Redistricting master Mann makes victims of Gary Ackerman, Bob Turner and Hakeem Jeffries, among others
Last night, not long after Magistrate Judge and special redistricting master Roanne Mann grilled legislative lawyers about the merits of considering incumbency, she released a set of proposed maps that seems to take the current configuration of congressional districts as a very loose template, but with some significant changes for a number of existing office-holders.
New York currently has 29 congressional districts; thanks to a relative population decrease in the last census, that number has to be reduced to 27.
Mann's maps don't exactly start from scratch, like the ones submitted by the good-government group Common Cause, but they appear to avoid the gerrymandering that legislative leaders traditionally use to provide protection for incumbents from their own parties, and also ignore the dreaded "pairings" that pit officeholders against each other.
Downstate, Mann's map effectively confirms that the rumors about the impending demise of Gary Ackerman's district, which straddles Queens and Nassau Counties, are true. The territory that was in the district will be roughly split between districts in each of the counties. Ackerman has previously said both options would be appealing to him as a candidate, but they each come with their own headaches.
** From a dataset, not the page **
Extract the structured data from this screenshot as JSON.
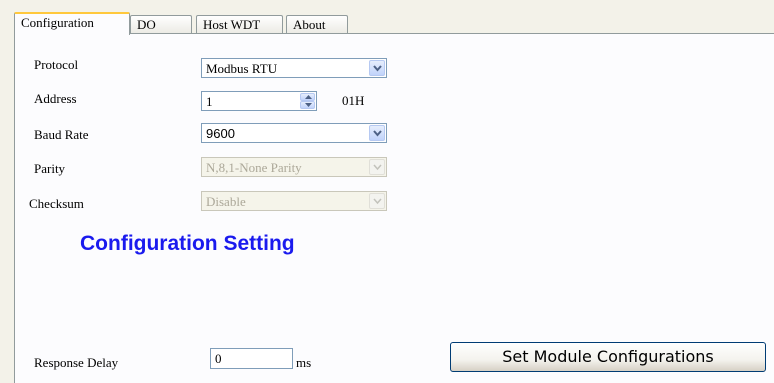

To the east, he would face a primary with fellow Democrat Carolyn McCarthy; to the west, he could face a primary challenge from Democratic assemblyman Rory Lancman, who quickly released a statement saying the new 6th district was nicely centered around his home in Queens.
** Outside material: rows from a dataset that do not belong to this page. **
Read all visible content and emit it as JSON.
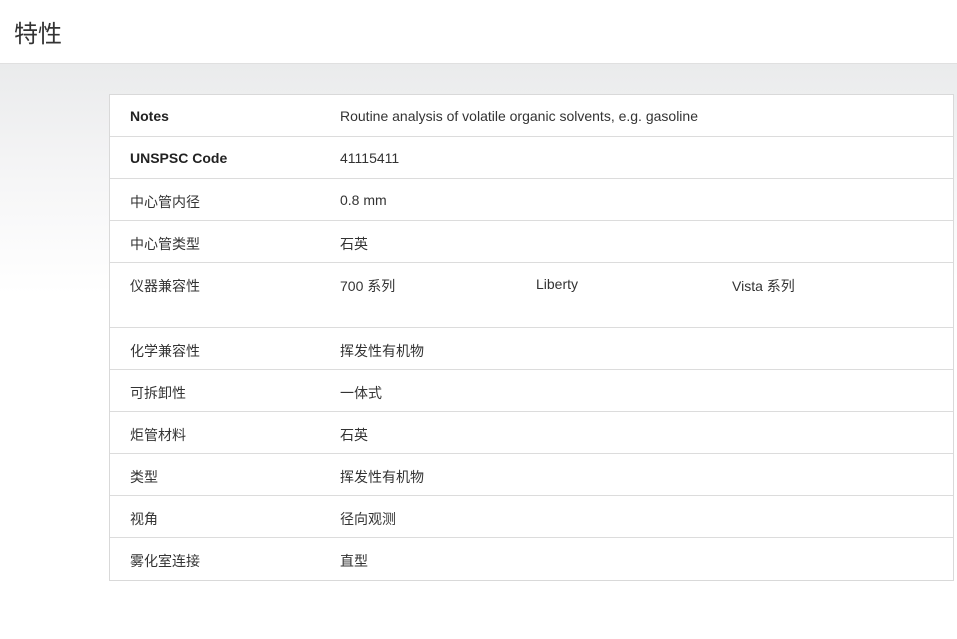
{
  "header": {
    "title": "特性"
  },
  "properties": [
    {
      "label": "Notes",
      "values": [
        "Routine analysis of volatile organic solvents, e.g. gasoline"
      ]
    },
    {
      "label": "UNSPSC Code",
      "values": [
        "41115411"
      ]
    },
    {
      "label": "中心管内径",
      "values": [
        "0.8 mm"
      ]
    },
    {
      "label": "中心管类型",
      "values": [
        "石英"
      ]
    },
    {
      "label": "仪器兼容性",
      "values": [
        "700 系列",
        "Liberty",
        "Vista 系列"
      ]
    },
    {
      "label": "化学兼容性",
      "values": [
        "挥发性有机物"
      ]
    },
    {
      "label": "可拆卸性",
      "values": [
        "一体式"
      ]
    },
    {
      "label": "炬管材料",
      "values": [
        "石英"
      ]
    },
    {
      "label": "类型",
      "values": [
        "挥发性有机物"
      ]
    },
    {
      "label": "视角",
      "values": [
        "径向观测"
      ]
    },
    {
      "label": "雾化室连接",
      "values": [
        "直型"
      ]
    }
  ]
}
The lines cut close to Republican Peter King's home, and could put him in McCarthy's district too, though he would have the 2nd Congressional District to himself, just to the east. (It's not clear from the map which side of the line King's home is on; he could run in either district, since there's no residency requirement for members of Congress, but it would be potentially uncomfortable for him not to live in the area he represents.)
Mann's map also draws Republican Bob Turner, who won a special election last year, into a heavily African-American southern Queens district with Democratic Representative Gregory Meeks, who would seem to have a significant advantage there.
In Brooklyn, the map expands Carolyn Maloney further into the northern part of the borough, shifting Nydia Velazquez to the south, and stretching Ed Towns all the way to the southern end of the borough. (Maloney's district is also in eastern Manhattan and northwest Queens.)
It also draws Assemblyman Hakeem Jeffries out of Towns's district, which would seem to complicate Jeffries' current primary challenge to Towns.
In Manhattan, Mann's map extends Representative Charlie Rangel's district into the south Bronx.
Upstate, Mann appears to have favored keeping cities intact, with Albany, Rochester and Buffalo getting their own representatives.
UPDATE: Ackerman released his own statement, calling the proposed 6th district a "fantastic district in Queens where I grew up, went to public school and college, and started my family and my business," and said he looks forward to representing those constituents for "many more years to come."